◆ GOAL OF THE EXERCISE ◆
Would you copy out the following entries exactly, without any of the pictures?

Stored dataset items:
• • • • • • •
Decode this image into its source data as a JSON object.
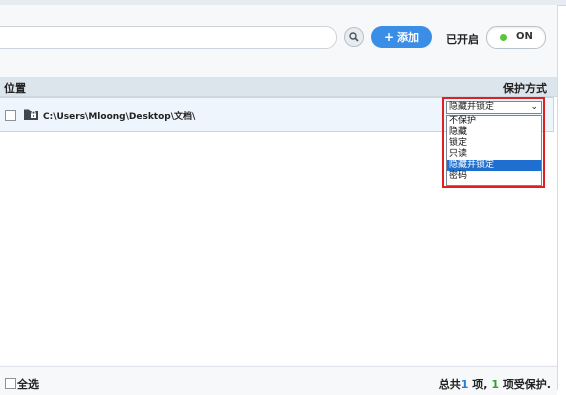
{
  "toolbar": {
    "search": {
      "value": "",
      "icon": "search-icon"
    },
    "add_button": {
      "icon": "plus-icon",
      "label": "添加"
    },
    "enabled_label": "已开启",
    "toggle": {
      "label": "ON",
      "state": "on",
      "dot_color": "#5cc33a"
    }
  },
  "columns": {
    "location": "位置",
    "protection": "保护方式"
  },
  "rows": [
    {
      "checked": false,
      "icon": "folder-lock-icon",
      "path": "C:\\Users\\Mloong\\Desktop\\文档\\",
      "protection": "隐藏并锁定"
    }
  ],
  "protection_dropdown": {
    "selected": "隐藏并锁定",
    "options": [
      "不保护",
      "隐藏",
      "锁定",
      "只读",
      "隐藏并锁定",
      "密码"
    ],
    "highlighted_index": 4
  },
  "footer": {
    "select_all_label": "全选",
    "summary_prefix": "总共",
    "total_count": "1",
    "summary_mid": "项,",
    "protected_count": "1",
    "summary_suffix": "项受保护."
  },
  "colors": {
    "accent": "#3a8ee6",
    "highlight_border": "#e02020",
    "selected_option": "#1e6fd0"
  }
}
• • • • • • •
◆ EXPECTED ANSWER ◆
Decode this image into its source data as a JSON object.
{
  "toolbar": {
    "search": {
      "value": "",
      "icon": "search-icon"
    },
    "add_button": {
      "icon": "plus-icon",
      "label": "添加"
    },
    "enabled_label": "已开启",
    "toggle": {
      "label": "ON",
      "state": "on",
      "dot_color": "#5cc33a"
    }
  },
  "columns": {
    "location": "位置",
    "protection": "保护方式"
  },
  "rows": [
    {
      "checked": false,
      "icon": "folder-lock-icon",
      "path": "C:\\Users\\Mloong\\Desktop\\文档\\",
      "protection": "隐藏并锁定"
    }
  ],
  "protection_dropdown": {
    "selected": "隐藏并锁定",
    "options": [
      "不保护",
      "隐藏",
      "锁定",
      "只读",
      "隐藏并锁定",
      "密码"
    ],
    "highlighted_index": 4
  },
  "footer": {
    "select_all_label": "全选",
    "summary_prefix": "总共",
    "total_count": "1",
    "summary_mid": "项,",
    "protected_count": "1",
    "summary_suffix": "项受保护."
  },
  "colors": {
    "accent": "#3a8ee6",
    "highlight_border": "#e02020",
    "selected_option": "#1e6fd0"
  }
}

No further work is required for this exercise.